• _WHAT THE TASK ASKS_:
All of the entries need to be copied character for character.

• _MATERIAL FOR THIS TASK_:
::::::::

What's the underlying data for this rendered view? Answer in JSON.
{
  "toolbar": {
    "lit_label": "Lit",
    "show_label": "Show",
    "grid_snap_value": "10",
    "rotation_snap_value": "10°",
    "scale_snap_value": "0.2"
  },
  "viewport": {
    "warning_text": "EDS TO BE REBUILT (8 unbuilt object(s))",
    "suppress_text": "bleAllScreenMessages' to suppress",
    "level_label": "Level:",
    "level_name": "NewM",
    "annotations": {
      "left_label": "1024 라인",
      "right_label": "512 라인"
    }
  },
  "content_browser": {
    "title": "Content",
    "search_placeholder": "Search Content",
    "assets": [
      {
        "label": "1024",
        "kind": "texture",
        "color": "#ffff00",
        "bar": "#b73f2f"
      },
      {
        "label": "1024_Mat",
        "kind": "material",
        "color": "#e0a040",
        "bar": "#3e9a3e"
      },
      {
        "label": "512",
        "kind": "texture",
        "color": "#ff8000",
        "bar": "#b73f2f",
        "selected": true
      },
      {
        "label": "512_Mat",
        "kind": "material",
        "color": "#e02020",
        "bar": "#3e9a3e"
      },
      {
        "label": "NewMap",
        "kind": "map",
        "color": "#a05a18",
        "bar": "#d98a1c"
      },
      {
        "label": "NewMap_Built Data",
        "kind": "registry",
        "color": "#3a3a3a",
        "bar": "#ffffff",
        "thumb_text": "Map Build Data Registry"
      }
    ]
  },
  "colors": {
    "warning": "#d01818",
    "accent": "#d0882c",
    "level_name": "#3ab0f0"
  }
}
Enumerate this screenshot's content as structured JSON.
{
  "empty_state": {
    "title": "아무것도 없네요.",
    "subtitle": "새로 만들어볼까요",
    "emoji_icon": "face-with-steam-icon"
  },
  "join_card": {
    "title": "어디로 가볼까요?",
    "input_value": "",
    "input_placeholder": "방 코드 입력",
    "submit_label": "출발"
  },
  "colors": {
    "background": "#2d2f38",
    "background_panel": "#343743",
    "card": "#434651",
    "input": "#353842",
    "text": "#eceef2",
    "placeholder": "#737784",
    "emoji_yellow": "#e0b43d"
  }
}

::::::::

• _FINISHED EXERCISE_:
What's the underlying data for this rendered view? Answer in JSON.
{
  "toolbar": {
    "lit_label": "Lit",
    "show_label": "Show",
    "grid_snap_value": "10",
    "rotation_snap_value": "10°",
    "scale_snap_value": "0.2"
  },
  "viewport": {
    "warning_text": "EDS TO BE REBUILT (8 unbuilt object(s))",
    "suppress_text": "bleAllScreenMessages' to suppress",
    "level_label": "Level:",
    "level_name": "NewM",
    "annotations": {
      "left_label": "1024 라인",
      "right_label": "512 라인"
    }
  },
  "content_browser": {
    "title": "Content",
    "search_placeholder": "Search Content",
    "assets": [
      {
        "label": "1024",
        "kind": "texture",
        "color": "#ffff00",
        "bar": "#b73f2f"
      },
      {
        "label": "1024_Mat",
        "kind": "material",
        "color": "#e0a040",
        "bar": "#3e9a3e"
      },
      {
        "label": "512",
        "kind": "texture",
        "color": "#ff8000",
        "bar": "#b73f2f",
        "selected": true
      },
      {
        "label": "512_Mat",
        "kind": "material",
        "color": "#e02020",
        "bar": "#3e9a3e"
      },
      {
        "label": "NewMap",
        "kind": "map",
        "color": "#a05a18",
        "bar": "#d98a1c"
      },
      {
        "label": "NewMap_Built Data",
        "kind": "registry",
        "color": "#3a3a3a",
        "bar": "#ffffff",
        "thumb_text": "Map Build Data Registry"
      }
    ]
  },
  "colors": {
    "warning": "#d01818",
    "accent": "#d0882c",
    "level_name": "#3ab0f0"
  }
}
Enumerate this screenshot's content as structured JSON.
{
  "empty_state": {
    "title": "아무것도 없네요.",
    "subtitle": "새로 만들어볼까요",
    "emoji_icon": "face-with-steam-icon"
  },
  "join_card": {
    "title": "어디로 가볼까요?",
    "input_value": "",
    "input_placeholder": "방 코드 입력",
    "submit_label": "출발"
  },
  "colors": {
    "background": "#2d2f38",
    "background_panel": "#343743",
    "card": "#434651",
    "input": "#353842",
    "text": "#eceef2",
    "placeholder": "#737784",
    "emoji_yellow": "#e0b43d"
  }
}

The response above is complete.